TRY IT: Return all lines in the data where the string "true" can be found.

PROVIDED RECORDS:

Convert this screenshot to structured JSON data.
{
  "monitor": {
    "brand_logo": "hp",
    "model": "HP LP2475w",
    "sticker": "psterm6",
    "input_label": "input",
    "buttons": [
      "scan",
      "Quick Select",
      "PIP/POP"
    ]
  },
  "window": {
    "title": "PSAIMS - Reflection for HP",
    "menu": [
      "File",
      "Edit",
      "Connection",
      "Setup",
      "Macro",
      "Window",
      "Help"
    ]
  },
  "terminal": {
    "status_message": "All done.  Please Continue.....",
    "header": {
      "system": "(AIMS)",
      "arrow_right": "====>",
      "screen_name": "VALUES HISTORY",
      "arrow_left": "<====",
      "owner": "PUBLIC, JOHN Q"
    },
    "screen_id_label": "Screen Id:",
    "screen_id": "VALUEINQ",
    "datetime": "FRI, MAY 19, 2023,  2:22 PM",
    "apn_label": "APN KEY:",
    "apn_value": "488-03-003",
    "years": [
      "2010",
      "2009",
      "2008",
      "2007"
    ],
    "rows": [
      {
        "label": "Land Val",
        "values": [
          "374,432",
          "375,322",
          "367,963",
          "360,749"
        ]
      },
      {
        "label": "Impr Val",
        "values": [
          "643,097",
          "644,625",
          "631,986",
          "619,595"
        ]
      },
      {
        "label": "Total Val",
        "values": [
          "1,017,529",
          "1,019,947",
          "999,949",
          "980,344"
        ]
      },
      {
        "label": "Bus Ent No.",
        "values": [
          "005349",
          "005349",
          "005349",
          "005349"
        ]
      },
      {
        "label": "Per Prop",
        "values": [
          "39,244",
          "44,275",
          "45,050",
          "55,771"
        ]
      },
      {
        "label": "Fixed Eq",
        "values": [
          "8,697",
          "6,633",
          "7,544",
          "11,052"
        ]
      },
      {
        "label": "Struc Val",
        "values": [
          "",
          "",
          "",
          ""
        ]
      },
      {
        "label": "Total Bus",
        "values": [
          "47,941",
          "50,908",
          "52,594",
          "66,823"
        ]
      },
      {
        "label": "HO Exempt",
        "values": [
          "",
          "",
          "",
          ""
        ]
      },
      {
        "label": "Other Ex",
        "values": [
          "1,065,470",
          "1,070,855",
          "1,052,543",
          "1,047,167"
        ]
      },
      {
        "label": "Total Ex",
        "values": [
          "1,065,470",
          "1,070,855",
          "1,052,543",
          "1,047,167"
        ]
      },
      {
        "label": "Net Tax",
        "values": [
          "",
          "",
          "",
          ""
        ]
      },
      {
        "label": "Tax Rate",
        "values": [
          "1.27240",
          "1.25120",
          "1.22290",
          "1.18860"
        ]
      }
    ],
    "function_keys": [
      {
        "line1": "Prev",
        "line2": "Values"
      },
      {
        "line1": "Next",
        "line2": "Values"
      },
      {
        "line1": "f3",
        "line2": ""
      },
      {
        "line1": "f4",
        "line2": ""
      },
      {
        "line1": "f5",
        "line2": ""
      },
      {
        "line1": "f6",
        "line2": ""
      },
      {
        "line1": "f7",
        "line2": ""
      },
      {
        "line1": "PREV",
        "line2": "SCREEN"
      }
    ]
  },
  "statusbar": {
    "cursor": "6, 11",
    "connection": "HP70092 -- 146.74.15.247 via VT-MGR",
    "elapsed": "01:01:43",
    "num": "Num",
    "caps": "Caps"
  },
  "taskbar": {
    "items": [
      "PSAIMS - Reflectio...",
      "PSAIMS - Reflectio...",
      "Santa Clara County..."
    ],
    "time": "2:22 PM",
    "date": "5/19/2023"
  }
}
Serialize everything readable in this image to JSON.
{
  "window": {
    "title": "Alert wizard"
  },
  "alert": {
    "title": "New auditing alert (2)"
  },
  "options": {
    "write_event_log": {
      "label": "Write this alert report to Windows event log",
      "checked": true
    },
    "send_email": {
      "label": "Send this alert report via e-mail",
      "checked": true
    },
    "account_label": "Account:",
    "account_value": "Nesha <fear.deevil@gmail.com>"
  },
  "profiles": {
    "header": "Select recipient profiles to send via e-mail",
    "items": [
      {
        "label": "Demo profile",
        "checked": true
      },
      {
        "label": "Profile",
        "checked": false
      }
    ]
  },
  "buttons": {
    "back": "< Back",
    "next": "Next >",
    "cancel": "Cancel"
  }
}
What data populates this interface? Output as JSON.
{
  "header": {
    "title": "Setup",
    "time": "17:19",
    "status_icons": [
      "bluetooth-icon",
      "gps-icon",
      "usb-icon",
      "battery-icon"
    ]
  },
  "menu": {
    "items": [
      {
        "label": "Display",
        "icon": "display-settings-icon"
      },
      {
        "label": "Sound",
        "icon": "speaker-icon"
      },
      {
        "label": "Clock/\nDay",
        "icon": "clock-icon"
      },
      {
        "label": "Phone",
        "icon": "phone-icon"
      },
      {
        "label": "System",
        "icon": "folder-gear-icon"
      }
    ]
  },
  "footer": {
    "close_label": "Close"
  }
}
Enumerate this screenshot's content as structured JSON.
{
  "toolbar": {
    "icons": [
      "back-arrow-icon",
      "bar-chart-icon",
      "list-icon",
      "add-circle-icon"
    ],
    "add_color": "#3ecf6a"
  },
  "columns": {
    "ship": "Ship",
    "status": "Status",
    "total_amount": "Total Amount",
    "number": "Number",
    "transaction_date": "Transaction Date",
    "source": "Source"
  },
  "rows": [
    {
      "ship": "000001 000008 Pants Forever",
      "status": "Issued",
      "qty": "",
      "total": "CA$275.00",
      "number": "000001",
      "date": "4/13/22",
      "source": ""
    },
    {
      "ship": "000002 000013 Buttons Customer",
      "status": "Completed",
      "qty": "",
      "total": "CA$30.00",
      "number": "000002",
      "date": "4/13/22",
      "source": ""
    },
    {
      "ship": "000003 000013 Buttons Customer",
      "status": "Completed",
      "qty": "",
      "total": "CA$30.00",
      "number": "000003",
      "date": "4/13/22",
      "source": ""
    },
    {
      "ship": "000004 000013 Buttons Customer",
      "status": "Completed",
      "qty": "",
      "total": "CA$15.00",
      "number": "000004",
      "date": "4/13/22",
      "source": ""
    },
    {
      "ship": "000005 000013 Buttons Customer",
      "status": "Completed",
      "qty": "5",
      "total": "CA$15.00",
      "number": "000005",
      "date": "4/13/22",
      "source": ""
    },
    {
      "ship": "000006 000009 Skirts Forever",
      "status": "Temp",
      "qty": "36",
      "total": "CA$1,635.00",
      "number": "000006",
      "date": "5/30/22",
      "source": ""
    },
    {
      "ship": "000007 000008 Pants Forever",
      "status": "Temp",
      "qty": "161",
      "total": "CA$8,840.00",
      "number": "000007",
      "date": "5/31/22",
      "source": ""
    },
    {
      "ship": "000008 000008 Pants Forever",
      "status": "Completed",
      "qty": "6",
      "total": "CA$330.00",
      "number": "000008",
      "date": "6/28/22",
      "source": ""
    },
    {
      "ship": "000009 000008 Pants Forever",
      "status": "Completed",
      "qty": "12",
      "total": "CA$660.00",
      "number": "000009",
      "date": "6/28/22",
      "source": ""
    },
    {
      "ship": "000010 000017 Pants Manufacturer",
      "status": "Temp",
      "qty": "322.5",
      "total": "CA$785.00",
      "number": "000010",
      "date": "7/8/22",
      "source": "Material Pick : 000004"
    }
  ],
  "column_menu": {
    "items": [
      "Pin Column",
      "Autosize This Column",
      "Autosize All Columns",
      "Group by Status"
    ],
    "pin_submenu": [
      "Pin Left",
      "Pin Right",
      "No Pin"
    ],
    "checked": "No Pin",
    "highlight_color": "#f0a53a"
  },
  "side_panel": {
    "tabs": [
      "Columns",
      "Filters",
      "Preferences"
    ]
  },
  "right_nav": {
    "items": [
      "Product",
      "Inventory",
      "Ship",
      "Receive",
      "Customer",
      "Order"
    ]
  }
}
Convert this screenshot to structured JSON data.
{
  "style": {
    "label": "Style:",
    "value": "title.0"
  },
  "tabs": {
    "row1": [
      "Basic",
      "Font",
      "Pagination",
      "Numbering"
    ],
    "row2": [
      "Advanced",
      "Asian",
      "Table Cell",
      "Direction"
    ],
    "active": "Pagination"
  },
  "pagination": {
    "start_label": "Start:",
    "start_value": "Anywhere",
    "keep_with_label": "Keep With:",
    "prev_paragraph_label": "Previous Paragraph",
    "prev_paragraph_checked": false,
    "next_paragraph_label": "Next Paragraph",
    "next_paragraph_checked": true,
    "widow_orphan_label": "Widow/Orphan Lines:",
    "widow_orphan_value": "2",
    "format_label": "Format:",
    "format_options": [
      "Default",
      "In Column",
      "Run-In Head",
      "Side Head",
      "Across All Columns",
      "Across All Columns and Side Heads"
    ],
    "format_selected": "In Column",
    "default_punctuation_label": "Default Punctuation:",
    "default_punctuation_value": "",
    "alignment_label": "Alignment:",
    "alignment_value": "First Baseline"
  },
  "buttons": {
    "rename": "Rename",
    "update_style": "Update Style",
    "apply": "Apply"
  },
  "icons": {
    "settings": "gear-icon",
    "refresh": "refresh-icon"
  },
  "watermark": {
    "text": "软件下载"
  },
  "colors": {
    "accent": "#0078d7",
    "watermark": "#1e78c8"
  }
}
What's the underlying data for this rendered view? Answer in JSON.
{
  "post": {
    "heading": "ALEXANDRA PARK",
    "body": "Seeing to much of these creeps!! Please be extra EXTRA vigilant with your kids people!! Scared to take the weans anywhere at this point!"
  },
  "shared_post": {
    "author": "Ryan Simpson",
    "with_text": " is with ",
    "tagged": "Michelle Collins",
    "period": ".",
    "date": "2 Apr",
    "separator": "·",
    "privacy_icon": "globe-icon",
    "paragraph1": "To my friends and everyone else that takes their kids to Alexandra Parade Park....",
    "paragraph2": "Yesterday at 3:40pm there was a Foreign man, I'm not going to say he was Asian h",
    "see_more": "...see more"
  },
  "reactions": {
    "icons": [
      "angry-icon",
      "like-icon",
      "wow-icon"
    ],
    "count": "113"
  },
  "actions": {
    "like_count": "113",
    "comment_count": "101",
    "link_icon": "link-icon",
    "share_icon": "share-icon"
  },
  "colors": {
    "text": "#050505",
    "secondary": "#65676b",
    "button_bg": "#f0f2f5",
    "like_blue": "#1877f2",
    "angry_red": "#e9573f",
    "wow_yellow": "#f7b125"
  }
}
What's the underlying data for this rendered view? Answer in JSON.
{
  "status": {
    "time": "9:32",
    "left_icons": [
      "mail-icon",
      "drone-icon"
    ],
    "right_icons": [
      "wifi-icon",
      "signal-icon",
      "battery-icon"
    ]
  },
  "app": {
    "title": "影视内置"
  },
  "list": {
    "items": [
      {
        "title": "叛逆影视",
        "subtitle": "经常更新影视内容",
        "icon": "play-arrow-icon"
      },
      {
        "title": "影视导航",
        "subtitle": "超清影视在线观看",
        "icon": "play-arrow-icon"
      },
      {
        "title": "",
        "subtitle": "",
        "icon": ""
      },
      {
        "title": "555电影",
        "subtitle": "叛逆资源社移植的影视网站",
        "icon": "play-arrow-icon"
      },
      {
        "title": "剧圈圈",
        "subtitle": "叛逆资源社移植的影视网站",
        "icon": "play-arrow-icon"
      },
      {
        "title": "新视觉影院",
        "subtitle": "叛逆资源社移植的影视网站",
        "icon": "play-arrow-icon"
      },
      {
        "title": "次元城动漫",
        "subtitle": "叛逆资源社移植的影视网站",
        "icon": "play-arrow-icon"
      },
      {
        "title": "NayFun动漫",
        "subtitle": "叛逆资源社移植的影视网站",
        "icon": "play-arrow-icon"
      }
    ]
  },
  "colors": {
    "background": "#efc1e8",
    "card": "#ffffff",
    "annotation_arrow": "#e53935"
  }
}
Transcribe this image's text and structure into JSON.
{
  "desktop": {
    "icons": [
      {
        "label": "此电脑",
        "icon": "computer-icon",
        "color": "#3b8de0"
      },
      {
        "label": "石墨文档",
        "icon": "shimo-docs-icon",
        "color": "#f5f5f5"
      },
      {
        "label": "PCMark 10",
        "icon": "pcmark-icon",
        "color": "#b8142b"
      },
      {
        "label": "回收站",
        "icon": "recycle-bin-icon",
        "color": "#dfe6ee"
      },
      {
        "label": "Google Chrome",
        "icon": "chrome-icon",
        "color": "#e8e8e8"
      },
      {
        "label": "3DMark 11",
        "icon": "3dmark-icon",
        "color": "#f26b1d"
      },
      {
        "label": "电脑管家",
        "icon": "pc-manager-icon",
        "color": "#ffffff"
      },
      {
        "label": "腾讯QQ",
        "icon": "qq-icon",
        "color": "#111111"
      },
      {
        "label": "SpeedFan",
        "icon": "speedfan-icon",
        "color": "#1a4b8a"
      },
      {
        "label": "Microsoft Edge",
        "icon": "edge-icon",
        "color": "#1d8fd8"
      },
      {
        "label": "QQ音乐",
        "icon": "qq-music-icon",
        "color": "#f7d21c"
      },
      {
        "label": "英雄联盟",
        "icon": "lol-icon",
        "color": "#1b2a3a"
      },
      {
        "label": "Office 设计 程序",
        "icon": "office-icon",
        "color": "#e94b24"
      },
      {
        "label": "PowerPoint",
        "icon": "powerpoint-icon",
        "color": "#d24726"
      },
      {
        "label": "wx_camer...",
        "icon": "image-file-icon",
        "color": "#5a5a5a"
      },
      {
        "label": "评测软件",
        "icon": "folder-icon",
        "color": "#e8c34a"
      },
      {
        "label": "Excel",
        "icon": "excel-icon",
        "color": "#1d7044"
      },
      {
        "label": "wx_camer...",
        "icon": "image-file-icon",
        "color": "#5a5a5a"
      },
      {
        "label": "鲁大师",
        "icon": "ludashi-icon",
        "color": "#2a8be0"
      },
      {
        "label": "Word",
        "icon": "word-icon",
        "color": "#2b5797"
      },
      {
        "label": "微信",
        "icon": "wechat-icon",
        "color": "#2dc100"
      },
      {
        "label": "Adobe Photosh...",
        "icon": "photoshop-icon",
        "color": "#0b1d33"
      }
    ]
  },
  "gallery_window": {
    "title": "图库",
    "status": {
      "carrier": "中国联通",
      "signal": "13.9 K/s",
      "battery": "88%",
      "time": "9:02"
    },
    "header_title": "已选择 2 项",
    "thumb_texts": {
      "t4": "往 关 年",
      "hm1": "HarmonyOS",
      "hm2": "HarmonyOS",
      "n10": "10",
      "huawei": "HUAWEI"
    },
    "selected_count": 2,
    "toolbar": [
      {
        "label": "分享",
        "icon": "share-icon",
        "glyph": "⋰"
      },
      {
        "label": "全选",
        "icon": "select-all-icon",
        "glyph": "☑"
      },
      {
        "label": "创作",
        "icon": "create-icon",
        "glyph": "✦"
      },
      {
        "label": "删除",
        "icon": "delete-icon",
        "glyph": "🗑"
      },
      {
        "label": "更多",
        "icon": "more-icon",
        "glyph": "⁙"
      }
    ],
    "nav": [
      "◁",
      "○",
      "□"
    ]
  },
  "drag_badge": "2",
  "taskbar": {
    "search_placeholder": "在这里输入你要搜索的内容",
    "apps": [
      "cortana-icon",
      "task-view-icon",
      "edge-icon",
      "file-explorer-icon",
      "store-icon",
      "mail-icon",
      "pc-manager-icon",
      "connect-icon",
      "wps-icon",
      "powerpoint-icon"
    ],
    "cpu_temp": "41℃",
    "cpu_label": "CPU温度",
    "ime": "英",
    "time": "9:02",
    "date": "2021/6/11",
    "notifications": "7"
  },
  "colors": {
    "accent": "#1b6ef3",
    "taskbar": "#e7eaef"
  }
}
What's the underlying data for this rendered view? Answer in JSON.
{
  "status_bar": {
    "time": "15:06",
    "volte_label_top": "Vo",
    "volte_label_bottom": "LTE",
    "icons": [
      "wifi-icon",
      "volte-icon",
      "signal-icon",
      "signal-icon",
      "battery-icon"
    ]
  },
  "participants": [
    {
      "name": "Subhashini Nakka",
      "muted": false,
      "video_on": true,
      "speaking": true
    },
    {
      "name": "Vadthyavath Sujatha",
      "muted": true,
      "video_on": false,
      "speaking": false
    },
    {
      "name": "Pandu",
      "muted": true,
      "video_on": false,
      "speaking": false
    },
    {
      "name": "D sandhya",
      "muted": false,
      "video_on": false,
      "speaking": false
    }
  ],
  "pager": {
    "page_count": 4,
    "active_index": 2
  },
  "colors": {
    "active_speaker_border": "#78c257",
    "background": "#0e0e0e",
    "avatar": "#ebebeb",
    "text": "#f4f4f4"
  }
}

RESPONSE TO THIS EXERCISE:
      "checked": true
      "checked": true
        "checked": true
    "next_paragraph_checked": true,
      "video_on": true,
      "speaking": true
      "muted": true,
      "muted": true,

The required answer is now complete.